Erika Doyle on elevating Ramadan with premium non-alcoholic offerings

Abha Garyali Peer |

Drink Dry, the leading non-alcoholic drinks marketplace in the Middle East, curates the finest alcohol-free beverages globally, spearheading the 'No and Low Alcohol' (NOLO) movement. Based in Dubai, the brand is preparing to honor the significance of the upcoming Holy month of Ramadan. Adgully recently interviewed Erika Doyle, the Founder of Drink Dry, to explore their strategies and preparations for Ramadan. Here are the excerpts:

How are the brands in the Middle East tailoring their marketing strategies/campaigns to resonate with the cultural nuances and significance of Ramadan?

Drink Dry launched a very unique and successful Golden Month campaign last year for the month of Ramadan. Instead of trying to bring something new to Iftar meals we went after the traditions of Ramadan and Iftar meals and made our products fit the traditions, instead of creating something entirely new.

Can you discuss specific examples of how you are incorporating traditional elements of Ramadan into your exclusive collections or marketing campaigns?

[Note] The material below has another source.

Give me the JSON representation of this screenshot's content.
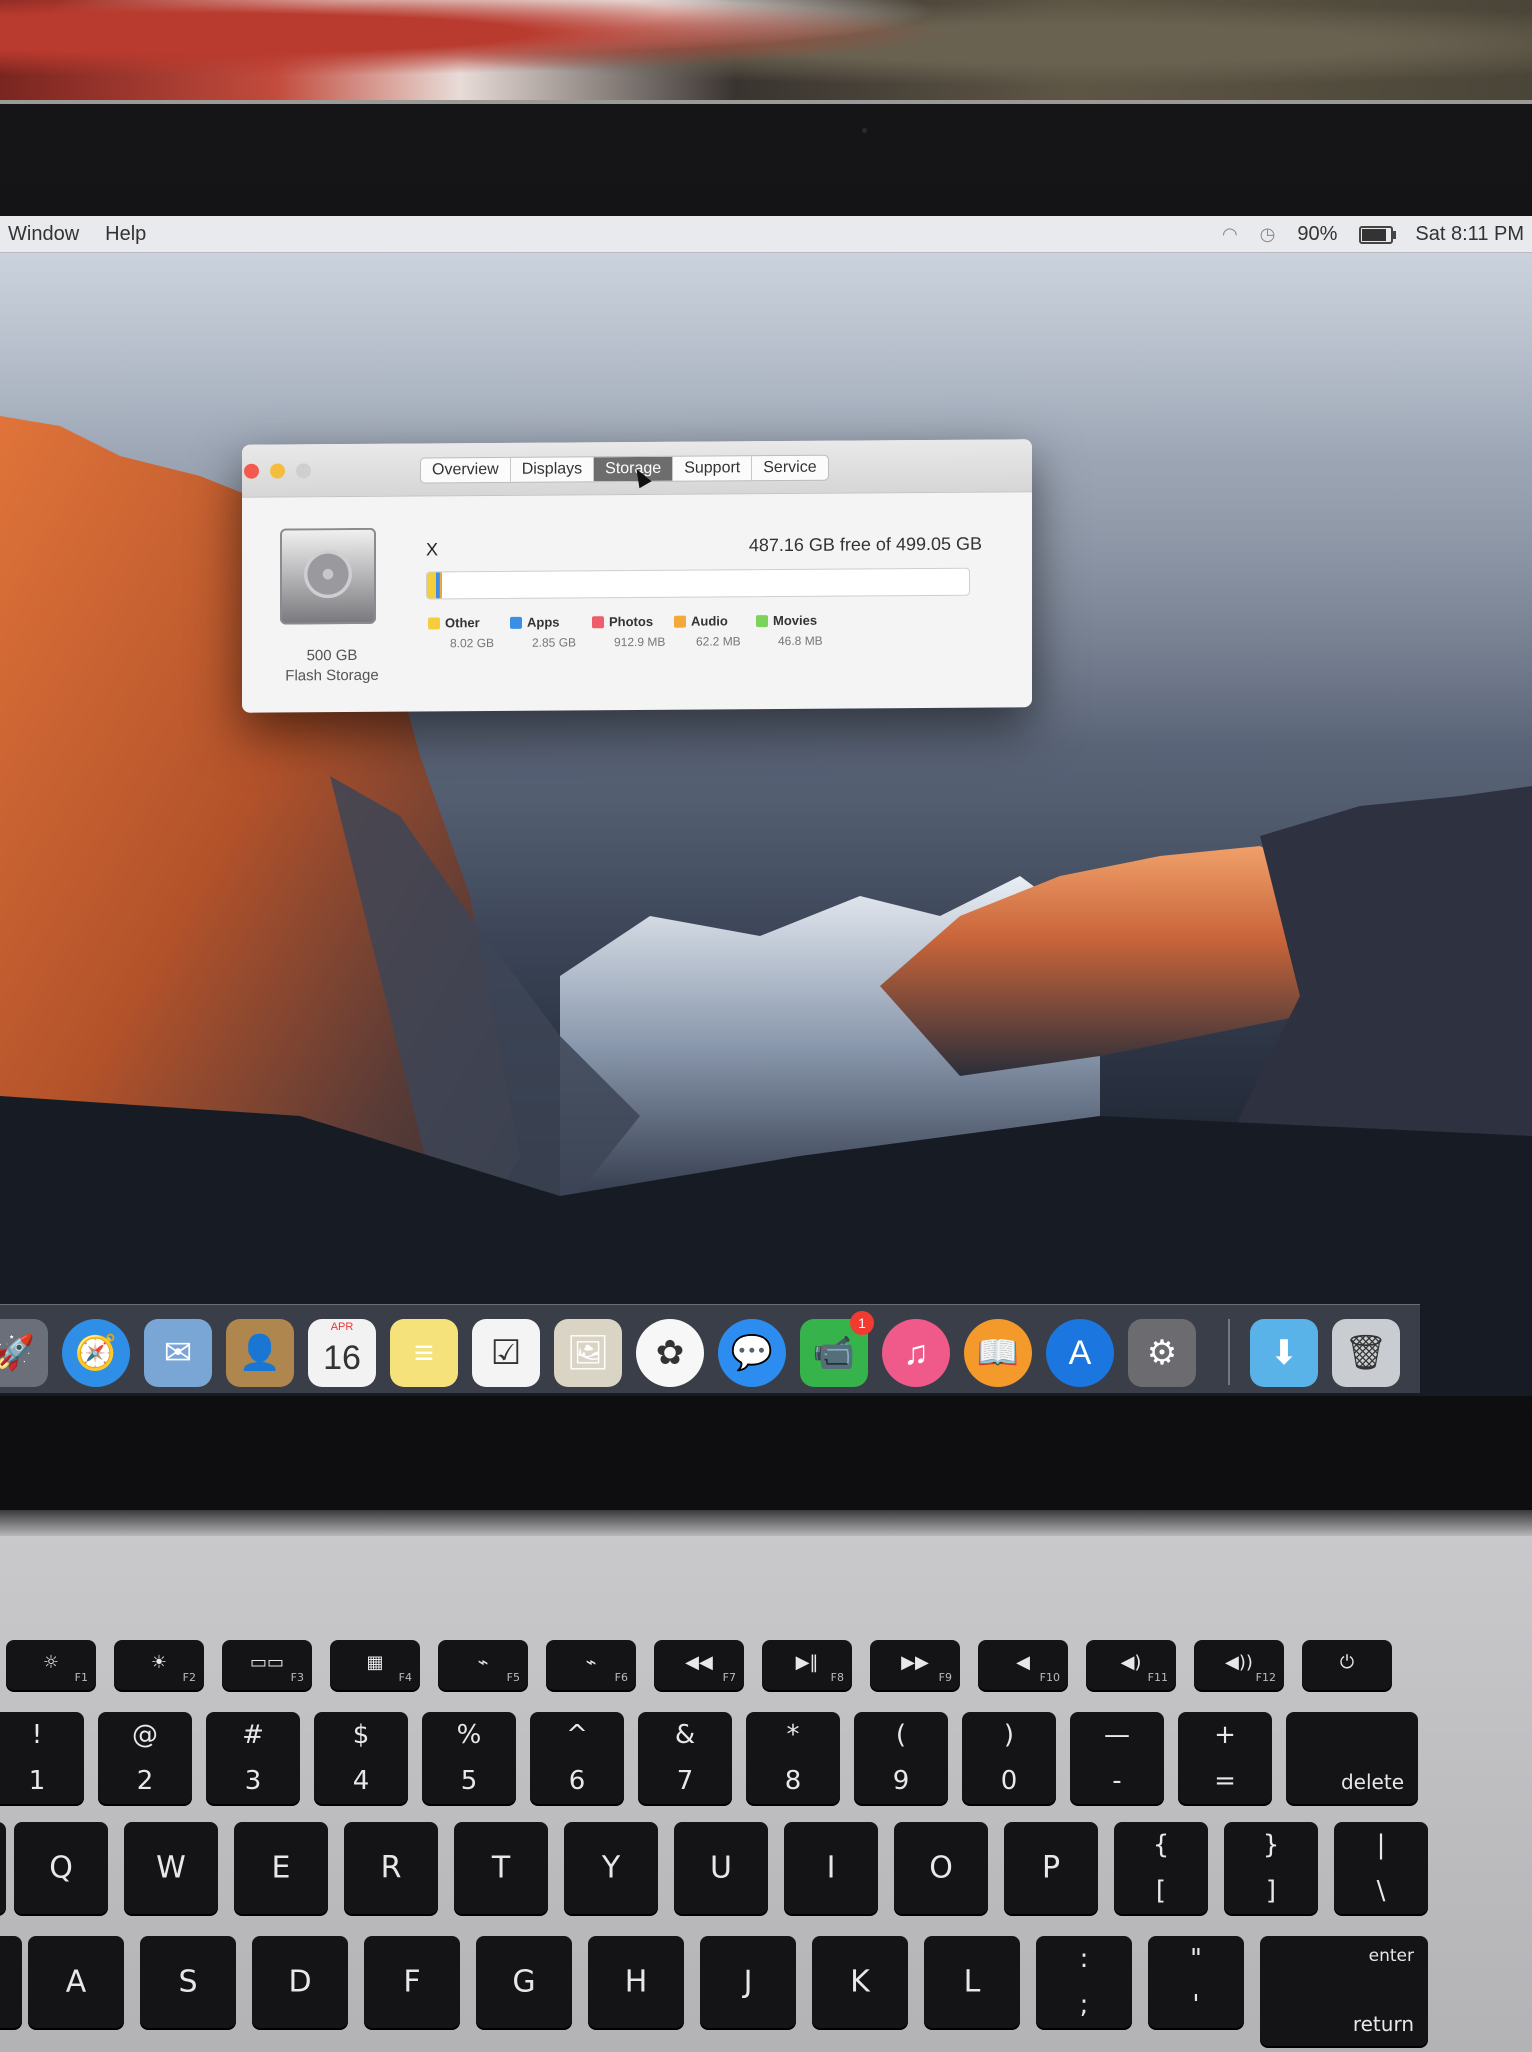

Our most successful Ramadan drink last year was Natureo Vimto Fizz. We took the classic Vimto drink that people enjoy during Iftars and have created a mocktail with a twist – we paired it with one of our best sellers Natureo Muscat Sparkling Grape. It was a perfect combination of classic and new mixed together.

In what ways are brands leveraging social media influencers and digital platforms to connect with consumers during Ramadan, while maintaining authenticity and respect for the occasion?

I think for Western brands this is always the biggest challenge. The brands have to be incredibly aware of the cultural nuances and make sure the influencers they work with are unique themselves. Drink Dry is a luxury F&B brand, and last year we partnered with female Arab chefs and influencers who are known for hosting dinners and sharing content around the same. We wanted to make sure that we partner with people who focus on tradition and host throughout the year and not just for a month during Ramadan. It must feel natural for the consumer; it can’t be fake or pretentious.

What challenges do brands face in balancing commercial objectives with the need to honour the spiritual and cultural aspects of Ramadan, and how are they navigating these challenges?

For us, this is very simple: the month of Ramadan is a time to honour our Muslim clientele. We eagerly anticipate making their Holy Month even more beautiful than it already is, showing respect and appreciation for their year-round support. Rather than commercializing our Muslim clients during Ramadan, we focus on gifting and sharing throughout the month. We also collaborate with local brands that share our values.